The Policy of Appeasement

1958 WordsFeb 2, 20188 Pages
In the 1930’s, Britain and France widely pursued the idea of the policy of Appeasement. This policy was between these two countries and Germany which, at the time, was led by Hitler and his communist ideals. Appeasement refers to the policy in which both Britain and France submitted to Hitler’s negotiation proposals in an attempt to compromise on terms and ultimately avoid war. Appeasement can be describes, as ‘a bully getting his/her way because of the power he/she holds over someone who is willing to do anything to get them off of their chest.’ During the course of the 1930’s, Hitler and his army were able to bypass many laws set in place by the Treaty of Versailles. The Treaty of Versailles was signed on 8 June 1919 as a peace settlement between Germany and France, Britain and Italy that had ended World War One. The Treaty stated that Germany was to accept blame for World War One as well as get rid of most of their armed forces, they were also expected to give up some territory to France.

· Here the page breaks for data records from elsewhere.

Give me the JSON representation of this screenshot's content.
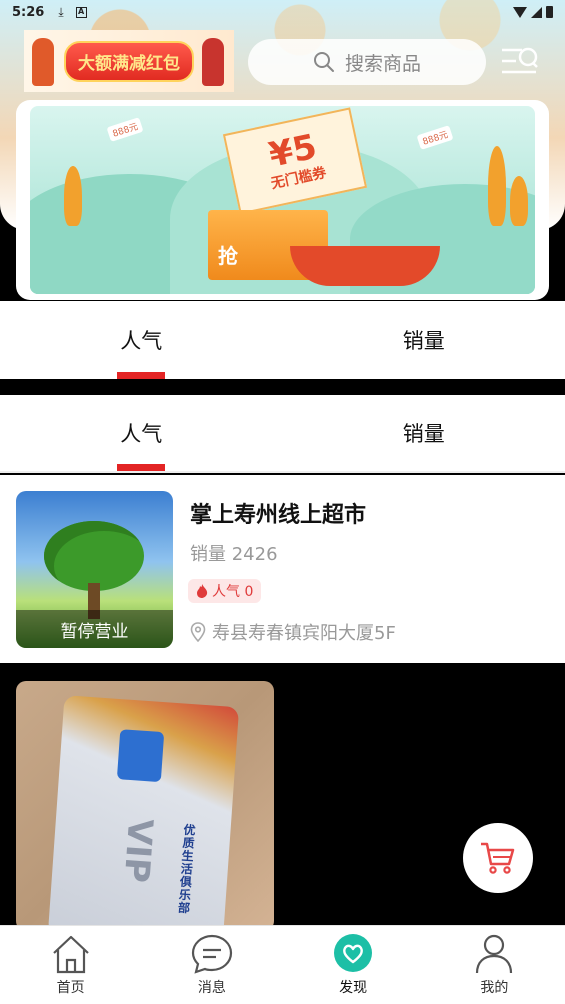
{
  "status_bar": {
    "time": "5:26"
  },
  "header": {
    "promo_logo_text": "大额满减红包",
    "search_placeholder": "搜索商品"
  },
  "banner": {
    "coupon_value": "¥5",
    "coupon_text": "无门槛券",
    "grab_text": "抢",
    "badge_text": "888元"
  },
  "tabs_top": [
    {
      "label": "人气",
      "active": true
    },
    {
      "label": "销量",
      "active": false
    }
  ],
  "tabs_sticky": [
    {
      "label": "人气",
      "active": true
    },
    {
      "label": "销量",
      "active": false
    }
  ],
  "store": {
    "name": "掌上寿州线上超市",
    "sales": "销量 2426",
    "popularity": "人气 0",
    "address": "寿县寿春镇宾阳大厦5F",
    "status": "暂停营业"
  },
  "card2": {
    "vip_text": "VIP",
    "side_text": "优质生活俱乐部"
  },
  "bottom_nav": [
    {
      "label": "首页",
      "icon": "home-icon"
    },
    {
      "label": "消息",
      "icon": "message-icon"
    },
    {
      "label": "发现",
      "icon": "discover-icon",
      "active": true
    },
    {
      "label": "我的",
      "icon": "profile-icon"
    }
  ],
  "colors": {
    "accent": "#e32424",
    "active_nav": "#1dbfa6"
  }
}
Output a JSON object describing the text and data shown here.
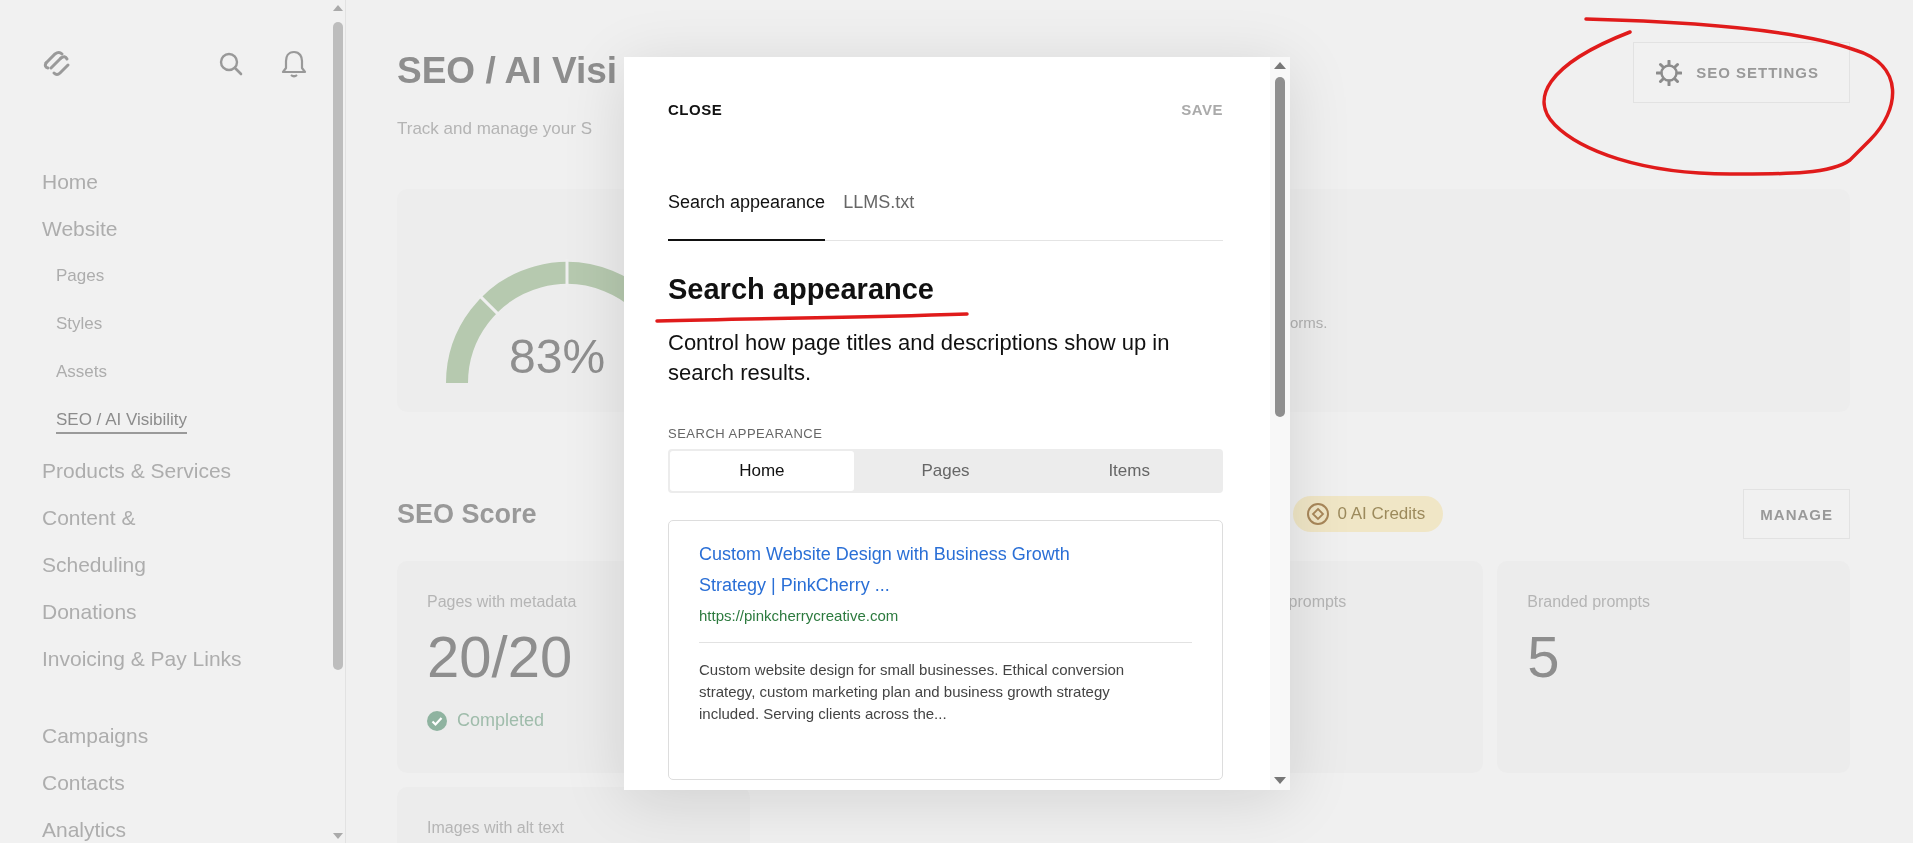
{
  "sidebar": {
    "nav": [
      {
        "label": "Home",
        "selected": false
      },
      {
        "label": "Website",
        "selected": false,
        "children": [
          {
            "label": "Pages",
            "selected": false
          },
          {
            "label": "Styles",
            "selected": false
          },
          {
            "label": "Assets",
            "selected": false
          },
          {
            "label": "SEO / AI Visibility",
            "selected": true
          }
        ]
      },
      {
        "label": "Products & Services",
        "selected": false
      },
      {
        "label": "Content &",
        "selected": false
      },
      {
        "label": "Scheduling",
        "selected": false
      },
      {
        "label": "Donations",
        "selected": false
      },
      {
        "label": "Invoicing & Pay Links",
        "selected": false
      }
    ],
    "nav_secondary": [
      {
        "label": "Campaigns",
        "selected": false
      },
      {
        "label": "Contacts",
        "selected": false
      },
      {
        "label": "Analytics",
        "selected": false
      }
    ]
  },
  "main": {
    "title": "SEO / AI Visi",
    "subtitle": "Track and manage your S",
    "settings_button": "SEO SETTINGS",
    "summary": {
      "gauge_label": "83%",
      "text": "orms."
    },
    "score": {
      "heading": "SEO Score",
      "credits": "0 AI Credits",
      "manage": "MANAGE"
    },
    "cards": [
      {
        "label": "Pages with metadata",
        "value": "20/20",
        "status": "Completed"
      },
      {
        "label": "prompts"
      },
      {
        "label": "Branded prompts",
        "value": "5"
      },
      {
        "label": "Images with alt text"
      }
    ]
  },
  "modal": {
    "close": "CLOSE",
    "save": "SAVE",
    "save_disabled": true,
    "tabs": [
      {
        "label": "Search appearance",
        "selected": true
      },
      {
        "label": "LLMS.txt",
        "selected": false
      }
    ],
    "heading": "Search appearance",
    "description": "Control how page titles and descriptions show up in search results.",
    "section_label": "SEARCH APPEARANCE",
    "segments": [
      {
        "label": "Home",
        "selected": true
      },
      {
        "label": "Pages",
        "selected": false
      },
      {
        "label": "Items",
        "selected": false
      }
    ],
    "preview": {
      "title": "Custom Website Design with Business Growth Strategy | PinkCherry ...",
      "url": "https://pinkcherrycreative.com",
      "description": "Custom website design for small businesses. Ethical conversion strategy, custom marketing plan and business growth strategy included. Serving clients across the..."
    }
  }
}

Many saw the Treaty of Versailles as too harsh of a policy on Germany and that Germany should have been treated more fairly, this is why Britain and France did not show any signs of objection when Hitler moved his increasing number of navy troops into Rhineland on 1936. Appeasement was an attempt to avoid a war and so Britain and France would often turn their heads and allow Hitler to breach the policy of the Treaty in attempt to satisfy him and thus maintain peace between the powers.
Open Document